[[ THE INPUT, beginning ]]
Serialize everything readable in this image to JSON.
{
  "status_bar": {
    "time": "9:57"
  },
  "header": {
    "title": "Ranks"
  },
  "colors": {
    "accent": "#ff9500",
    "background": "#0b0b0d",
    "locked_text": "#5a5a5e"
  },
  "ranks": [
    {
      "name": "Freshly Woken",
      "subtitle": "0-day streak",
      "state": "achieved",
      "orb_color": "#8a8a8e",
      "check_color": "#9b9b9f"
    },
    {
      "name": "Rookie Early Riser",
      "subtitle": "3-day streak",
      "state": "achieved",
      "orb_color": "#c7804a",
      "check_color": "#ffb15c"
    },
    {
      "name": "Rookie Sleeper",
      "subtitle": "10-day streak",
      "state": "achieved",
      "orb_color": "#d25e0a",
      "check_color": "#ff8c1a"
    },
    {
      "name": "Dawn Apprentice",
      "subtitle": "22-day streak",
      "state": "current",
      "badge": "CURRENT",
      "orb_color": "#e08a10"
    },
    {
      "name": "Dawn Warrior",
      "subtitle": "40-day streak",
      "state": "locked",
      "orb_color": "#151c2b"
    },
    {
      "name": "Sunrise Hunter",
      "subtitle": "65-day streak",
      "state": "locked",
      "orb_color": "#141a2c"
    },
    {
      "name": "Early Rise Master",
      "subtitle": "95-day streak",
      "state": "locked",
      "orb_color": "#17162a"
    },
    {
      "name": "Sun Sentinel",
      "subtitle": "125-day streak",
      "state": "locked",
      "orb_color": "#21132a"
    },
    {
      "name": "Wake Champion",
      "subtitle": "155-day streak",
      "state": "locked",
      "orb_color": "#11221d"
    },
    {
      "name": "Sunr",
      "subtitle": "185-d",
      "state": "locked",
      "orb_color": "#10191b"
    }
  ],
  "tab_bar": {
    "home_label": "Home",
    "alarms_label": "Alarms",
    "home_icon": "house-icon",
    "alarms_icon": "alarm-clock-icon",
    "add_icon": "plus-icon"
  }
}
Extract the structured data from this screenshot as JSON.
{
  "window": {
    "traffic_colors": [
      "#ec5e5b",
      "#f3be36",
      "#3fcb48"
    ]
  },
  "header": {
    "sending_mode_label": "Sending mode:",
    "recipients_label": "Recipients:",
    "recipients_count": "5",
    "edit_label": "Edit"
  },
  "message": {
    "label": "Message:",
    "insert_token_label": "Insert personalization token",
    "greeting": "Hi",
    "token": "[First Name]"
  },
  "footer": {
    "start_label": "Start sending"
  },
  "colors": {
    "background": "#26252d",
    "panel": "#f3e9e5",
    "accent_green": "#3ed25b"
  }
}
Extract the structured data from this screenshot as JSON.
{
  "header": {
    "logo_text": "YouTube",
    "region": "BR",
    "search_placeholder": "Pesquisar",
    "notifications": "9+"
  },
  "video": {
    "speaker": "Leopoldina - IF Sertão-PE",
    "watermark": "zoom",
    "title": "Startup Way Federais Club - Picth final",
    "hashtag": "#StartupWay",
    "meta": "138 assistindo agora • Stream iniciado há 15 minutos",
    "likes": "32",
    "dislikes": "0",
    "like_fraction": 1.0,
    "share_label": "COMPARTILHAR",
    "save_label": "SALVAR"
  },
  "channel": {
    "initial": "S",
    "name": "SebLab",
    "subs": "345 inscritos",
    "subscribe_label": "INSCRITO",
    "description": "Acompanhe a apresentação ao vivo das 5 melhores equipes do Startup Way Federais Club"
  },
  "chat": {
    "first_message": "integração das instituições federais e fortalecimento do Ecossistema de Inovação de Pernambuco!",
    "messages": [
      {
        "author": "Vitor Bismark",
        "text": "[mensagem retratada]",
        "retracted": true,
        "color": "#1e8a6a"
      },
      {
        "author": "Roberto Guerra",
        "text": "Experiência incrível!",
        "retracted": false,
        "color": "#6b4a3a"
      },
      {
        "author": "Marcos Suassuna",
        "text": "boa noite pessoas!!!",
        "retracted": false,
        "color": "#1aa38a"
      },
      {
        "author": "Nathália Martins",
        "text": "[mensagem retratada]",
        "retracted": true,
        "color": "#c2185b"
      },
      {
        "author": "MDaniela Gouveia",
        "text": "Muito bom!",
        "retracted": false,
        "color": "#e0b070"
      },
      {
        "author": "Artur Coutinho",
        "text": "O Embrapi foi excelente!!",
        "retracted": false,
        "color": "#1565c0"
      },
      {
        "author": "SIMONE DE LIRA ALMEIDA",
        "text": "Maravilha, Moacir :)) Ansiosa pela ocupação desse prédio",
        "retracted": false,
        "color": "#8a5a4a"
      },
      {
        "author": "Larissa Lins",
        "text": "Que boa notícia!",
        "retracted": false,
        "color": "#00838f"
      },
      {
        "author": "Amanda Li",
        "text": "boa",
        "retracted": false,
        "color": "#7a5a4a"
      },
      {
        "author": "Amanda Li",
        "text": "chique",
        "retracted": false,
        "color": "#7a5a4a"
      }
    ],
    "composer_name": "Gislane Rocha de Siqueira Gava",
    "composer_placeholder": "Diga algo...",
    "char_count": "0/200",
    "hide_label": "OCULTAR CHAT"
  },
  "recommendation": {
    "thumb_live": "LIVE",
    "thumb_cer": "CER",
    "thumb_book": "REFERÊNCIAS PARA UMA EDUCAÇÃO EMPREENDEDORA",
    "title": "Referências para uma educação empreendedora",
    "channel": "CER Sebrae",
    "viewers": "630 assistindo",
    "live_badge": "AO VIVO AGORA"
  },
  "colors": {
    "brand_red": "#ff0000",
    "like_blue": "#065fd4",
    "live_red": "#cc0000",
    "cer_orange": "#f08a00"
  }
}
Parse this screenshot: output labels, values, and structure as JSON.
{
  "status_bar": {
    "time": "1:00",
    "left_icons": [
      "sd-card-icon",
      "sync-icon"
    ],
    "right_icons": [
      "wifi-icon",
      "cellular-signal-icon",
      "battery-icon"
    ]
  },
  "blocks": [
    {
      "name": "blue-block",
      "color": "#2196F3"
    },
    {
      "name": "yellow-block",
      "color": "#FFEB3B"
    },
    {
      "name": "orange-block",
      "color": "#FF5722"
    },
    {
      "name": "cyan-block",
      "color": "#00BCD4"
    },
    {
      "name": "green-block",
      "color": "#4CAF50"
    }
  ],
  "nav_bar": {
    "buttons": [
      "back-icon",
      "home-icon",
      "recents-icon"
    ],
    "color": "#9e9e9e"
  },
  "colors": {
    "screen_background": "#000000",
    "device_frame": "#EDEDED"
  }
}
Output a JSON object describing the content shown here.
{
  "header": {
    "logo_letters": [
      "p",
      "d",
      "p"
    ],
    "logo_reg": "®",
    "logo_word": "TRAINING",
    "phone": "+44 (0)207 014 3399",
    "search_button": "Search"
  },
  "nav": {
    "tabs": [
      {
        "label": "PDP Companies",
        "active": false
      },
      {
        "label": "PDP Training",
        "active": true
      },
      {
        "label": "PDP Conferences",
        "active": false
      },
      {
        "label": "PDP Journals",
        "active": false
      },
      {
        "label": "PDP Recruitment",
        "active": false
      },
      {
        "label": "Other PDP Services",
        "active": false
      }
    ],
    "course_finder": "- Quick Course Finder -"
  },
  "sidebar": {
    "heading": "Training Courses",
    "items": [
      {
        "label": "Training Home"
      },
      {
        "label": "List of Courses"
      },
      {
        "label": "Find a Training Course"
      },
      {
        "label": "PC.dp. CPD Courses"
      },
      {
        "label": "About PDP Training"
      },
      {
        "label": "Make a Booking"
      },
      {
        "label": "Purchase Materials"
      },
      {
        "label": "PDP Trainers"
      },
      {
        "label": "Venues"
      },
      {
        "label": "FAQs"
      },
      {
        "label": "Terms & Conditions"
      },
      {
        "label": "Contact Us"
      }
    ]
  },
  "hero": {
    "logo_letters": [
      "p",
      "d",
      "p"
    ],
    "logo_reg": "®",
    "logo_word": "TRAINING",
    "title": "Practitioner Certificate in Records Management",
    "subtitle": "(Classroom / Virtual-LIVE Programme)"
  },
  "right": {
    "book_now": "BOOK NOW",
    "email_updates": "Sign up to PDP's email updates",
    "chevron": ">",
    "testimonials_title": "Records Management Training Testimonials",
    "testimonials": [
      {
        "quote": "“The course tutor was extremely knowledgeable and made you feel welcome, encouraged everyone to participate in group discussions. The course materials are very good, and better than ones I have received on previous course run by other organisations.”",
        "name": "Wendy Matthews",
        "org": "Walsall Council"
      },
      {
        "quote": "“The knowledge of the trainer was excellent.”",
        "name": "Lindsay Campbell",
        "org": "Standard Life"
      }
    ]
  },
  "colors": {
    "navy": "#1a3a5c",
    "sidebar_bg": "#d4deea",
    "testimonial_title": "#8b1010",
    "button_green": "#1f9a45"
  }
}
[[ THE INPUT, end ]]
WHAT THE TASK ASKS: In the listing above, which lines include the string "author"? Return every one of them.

RESPONSE TO THE TASK:
        "author": "Vitor Bismark",
        "author": "Roberto Guerra",
        "author": "Marcos Suassuna",
        "author": "Nathália Martins",
        "author": "MDaniela Gouveia",
        "author": "Artur Coutinho",
        "author": "SIMONE DE LIRA ALMEIDA",
        "author": "Larissa Lins",
        "author": "Amanda Li",
        "author": "Amanda Li",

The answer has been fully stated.